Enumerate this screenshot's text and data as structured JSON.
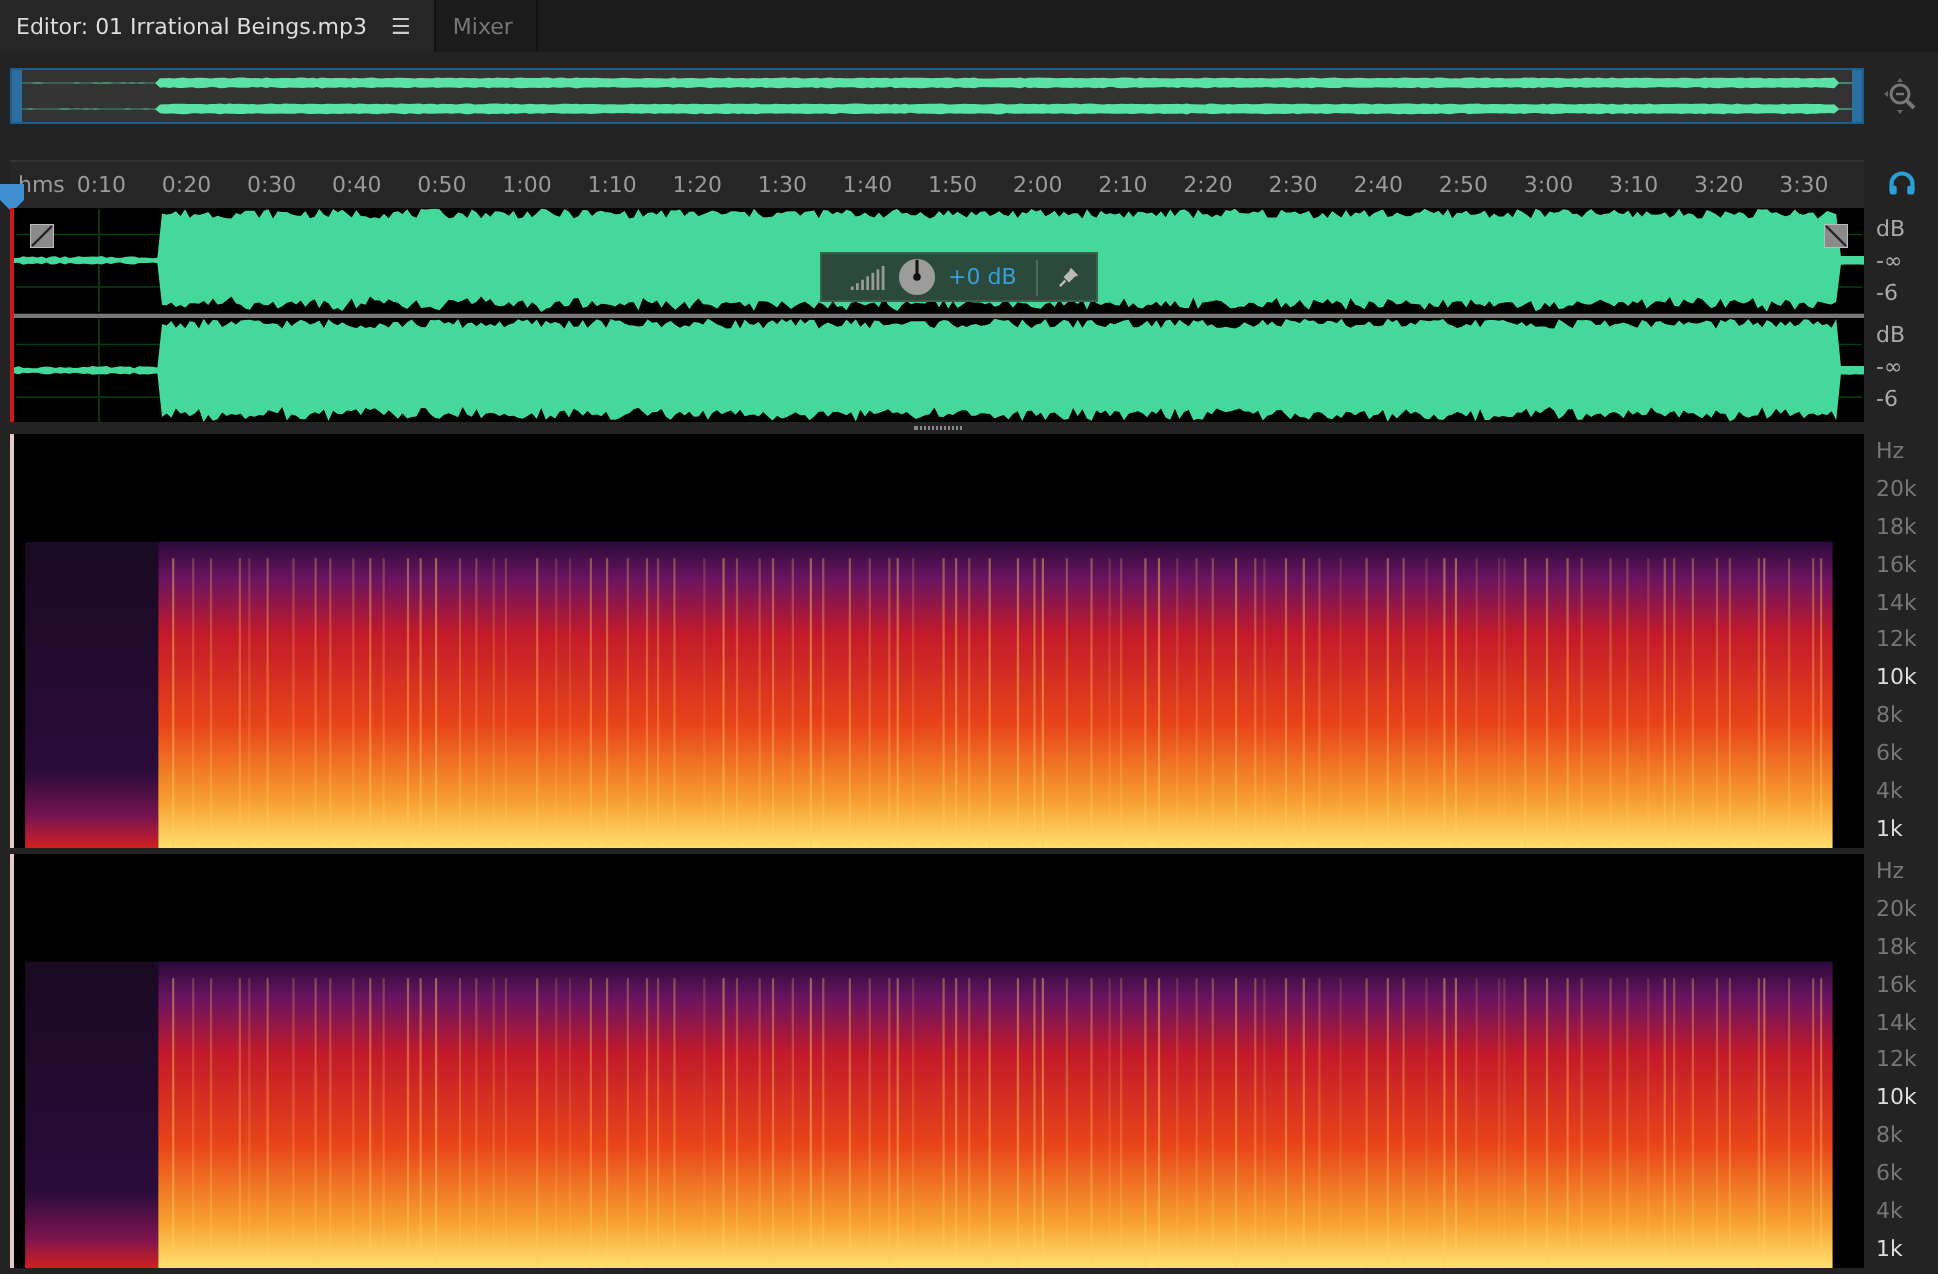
{
  "tabs": [
    {
      "label": "Editor: 01 Irrational Beings.mp3",
      "selected": true,
      "menu": "☰"
    },
    {
      "label": "Mixer",
      "selected": false
    }
  ],
  "ruler": {
    "unit": "hms",
    "ticks": [
      "0:10",
      "0:20",
      "0:30",
      "0:40",
      "0:50",
      "1:00",
      "1:10",
      "1:20",
      "1:30",
      "1:40",
      "1:50",
      "2:00",
      "2:10",
      "2:20",
      "2:30",
      "2:40",
      "2:50",
      "3:00",
      "3:10",
      "3:20",
      "3:30"
    ]
  },
  "waveform": {
    "channels": [
      {
        "db_labels": [
          "dB",
          "-∞",
          "-6"
        ]
      },
      {
        "db_labels": [
          "dB",
          "-∞",
          "-6"
        ]
      }
    ]
  },
  "hud": {
    "gain": "+0 dB"
  },
  "spectrogram": {
    "channels": [
      {
        "hz_labels": [
          {
            "text": "Hz",
            "highlighted": false
          },
          {
            "text": "20k",
            "highlighted": false
          },
          {
            "text": "18k",
            "highlighted": false
          },
          {
            "text": "16k",
            "highlighted": false
          },
          {
            "text": "14k",
            "highlighted": false
          },
          {
            "text": "12k",
            "highlighted": false
          },
          {
            "text": "10k",
            "highlighted": true
          },
          {
            "text": "8k",
            "highlighted": false
          },
          {
            "text": "6k",
            "highlighted": false
          },
          {
            "text": "4k",
            "highlighted": false
          },
          {
            "text": "1k",
            "highlighted": true
          }
        ]
      },
      {
        "hz_labels": [
          {
            "text": "Hz",
            "highlighted": false
          },
          {
            "text": "20k",
            "highlighted": false
          },
          {
            "text": "18k",
            "highlighted": false
          },
          {
            "text": "16k",
            "highlighted": false
          },
          {
            "text": "14k",
            "highlighted": false
          },
          {
            "text": "12k",
            "highlighted": false
          },
          {
            "text": "10k",
            "highlighted": true
          },
          {
            "text": "8k",
            "highlighted": false
          },
          {
            "text": "6k",
            "highlighted": false
          },
          {
            "text": "4k",
            "highlighted": false
          },
          {
            "text": "1k",
            "highlighted": true
          }
        ]
      }
    ]
  }
}
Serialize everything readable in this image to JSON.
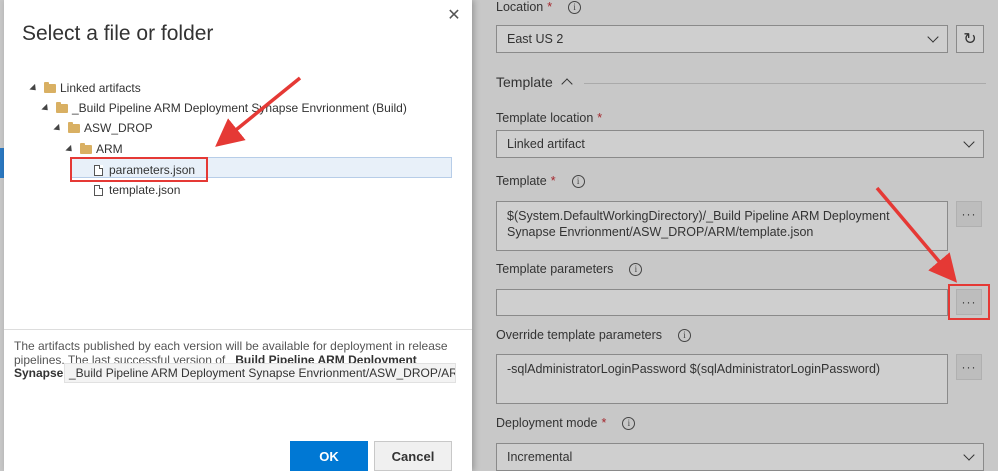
{
  "modal": {
    "title": "Select a file or folder",
    "close_glyph": "✕",
    "tree": [
      {
        "label": "Linked artifacts",
        "type": "folder",
        "level": 0
      },
      {
        "label": "_Build Pipeline ARM Deployment Synapse Envrionment (Build)",
        "type": "folder",
        "level": 1
      },
      {
        "label": "ASW_DROP",
        "type": "folder",
        "level": 2
      },
      {
        "label": "ARM",
        "type": "folder",
        "level": 3
      },
      {
        "label": "parameters.json",
        "type": "file",
        "level": 4,
        "selected": true
      },
      {
        "label": "template.json",
        "type": "file",
        "level": 4
      }
    ],
    "description_prefix": "The artifacts published by each version will be available for deployment in release pipelines. The last successful version of ",
    "description_bold": "_Build Pipeline ARM Deployment",
    "path_label": "Synapse",
    "path_value": "_Build Pipeline ARM Deployment Synapse Envrionment/ASW_DROP/ARM",
    "ok_label": "OK",
    "cancel_label": "Cancel"
  },
  "form": {
    "location": {
      "label": "Location",
      "value": "East US 2"
    },
    "template_section": {
      "label": "Template"
    },
    "template_location": {
      "label": "Template location",
      "value": "Linked artifact"
    },
    "template": {
      "label": "Template",
      "value": "$(System.DefaultWorkingDirectory)/_Build Pipeline ARM Deployment Synapse Envrionment/ASW_DROP/ARM/template.json"
    },
    "template_parameters": {
      "label": "Template parameters",
      "value": ""
    },
    "override_parameters": {
      "label": "Override template parameters",
      "value": "-sqlAdministratorLoginPassword $(sqlAdministratorLoginPassword)"
    },
    "deployment_mode": {
      "label": "Deployment mode",
      "value": "Incremental"
    },
    "required_mark": "*",
    "info_glyph": "i",
    "ellipsis": "···",
    "refresh_glyph": "↻"
  },
  "colors": {
    "accent": "#0078d4",
    "annotation_red": "#e53935",
    "folder": "#d9b063",
    "overlay_gray": "#c8c8c8"
  }
}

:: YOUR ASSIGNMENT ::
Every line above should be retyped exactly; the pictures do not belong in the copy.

:: RESPONSE ::
Enumerate this screenshot's text and data as structured JSON.
{
  "tabs": [
    {
      "label": "Editor: 01 Irrational Beings.mp3",
      "selected": true,
      "menu": "☰"
    },
    {
      "label": "Mixer",
      "selected": false
    }
  ],
  "ruler": {
    "unit": "hms",
    "ticks": [
      "0:10",
      "0:20",
      "0:30",
      "0:40",
      "0:50",
      "1:00",
      "1:10",
      "1:20",
      "1:30",
      "1:40",
      "1:50",
      "2:00",
      "2:10",
      "2:20",
      "2:30",
      "2:40",
      "2:50",
      "3:00",
      "3:10",
      "3:20",
      "3:30"
    ]
  },
  "waveform": {
    "channels": [
      {
        "db_labels": [
          "dB",
          "-∞",
          "-6"
        ]
      },
      {
        "db_labels": [
          "dB",
          "-∞",
          "-6"
        ]
      }
    ]
  },
  "hud": {
    "gain": "+0 dB"
  },
  "spectrogram": {
    "channels": [
      {
        "hz_labels": [
          {
            "text": "Hz",
            "highlighted": false
          },
          {
            "text": "20k",
            "highlighted": false
          },
          {
            "text": "18k",
            "highlighted": false
          },
          {
            "text": "16k",
            "highlighted": false
          },
          {
            "text": "14k",
            "highlighted": false
          },
          {
            "text": "12k",
            "highlighted": false
          },
          {
            "text": "10k",
            "highlighted": true
          },
          {
            "text": "8k",
            "highlighted": false
          },
          {
            "text": "6k",
            "highlighted": false
          },
          {
            "text": "4k",
            "highlighted": false
          },
          {
            "text": "1k",
            "highlighted": true
          }
        ]
      },
      {
        "hz_labels": [
          {
            "text": "Hz",
            "highlighted": false
          },
          {
            "text": "20k",
            "highlighted": false
          },
          {
            "text": "18k",
            "highlighted": false
          },
          {
            "text": "16k",
            "highlighted": false
          },
          {
            "text": "14k",
            "highlighted": false
          },
          {
            "text": "12k",
            "highlighted": false
          },
          {
            "text": "10k",
            "highlighted": true
          },
          {
            "text": "8k",
            "highlighted": false
          },
          {
            "text": "6k",
            "highlighted": false
          },
          {
            "text": "4k",
            "highlighted": false
          },
          {
            "text": "1k",
            "highlighted": true
          }
        ]
      }
    ]
  }
}
Serialize everything readable in this image to JSON.
{
  "modal": {
    "title": "Select a file or folder",
    "close_glyph": "✕",
    "tree": [
      {
        "label": "Linked artifacts",
        "type": "folder",
        "level": 0
      },
      {
        "label": "_Build Pipeline ARM Deployment Synapse Envrionment (Build)",
        "type": "folder",
        "level": 1
      },
      {
        "label": "ASW_DROP",
        "type": "folder",
        "level": 2
      },
      {
        "label": "ARM",
        "type": "folder",
        "level": 3
      },
      {
        "label": "parameters.json",
        "type": "file",
        "level": 4,
        "selected": true
      },
      {
        "label": "template.json",
        "type": "file",
        "level": 4
      }
    ],
    "description_prefix": "The artifacts published by each version will be available for deployment in release pipelines. The last successful version of ",
    "description_bold": "_Build Pipeline ARM Deployment",
    "path_label": "Synapse",
    "path_value": "_Build Pipeline ARM Deployment Synapse Envrionment/ASW_DROP/ARM",
    "ok_label": "OK",
    "cancel_label": "Cancel"
  },
  "form": {
    "location": {
      "label": "Location",
      "value": "East US 2"
    },
    "template_section": {
      "label": "Template"
    },
    "template_location": {
      "label": "Template location",
      "value": "Linked artifact"
    },
    "template": {
      "label": "Template",
      "value": "$(System.DefaultWorkingDirectory)/_Build Pipeline ARM Deployment Synapse Envrionment/ASW_DROP/ARM/template.json"
    },
    "template_parameters": {
      "label": "Template parameters",
      "value": ""
    },
    "override_parameters": {
      "label": "Override template parameters",
      "value": "-sqlAdministratorLoginPassword $(sqlAdministratorLoginPassword)"
    },
    "deployment_mode": {
      "label": "Deployment mode",
      "value": "Incremental"
    },
    "required_mark": "*",
    "info_glyph": "i",
    "ellipsis": "···",
    "refresh_glyph": "↻"
  },
  "colors": {
    "accent": "#0078d4",
    "annotation_red": "#e53935",
    "folder": "#d9b063",
    "overlay_gray": "#c8c8c8"
  }
}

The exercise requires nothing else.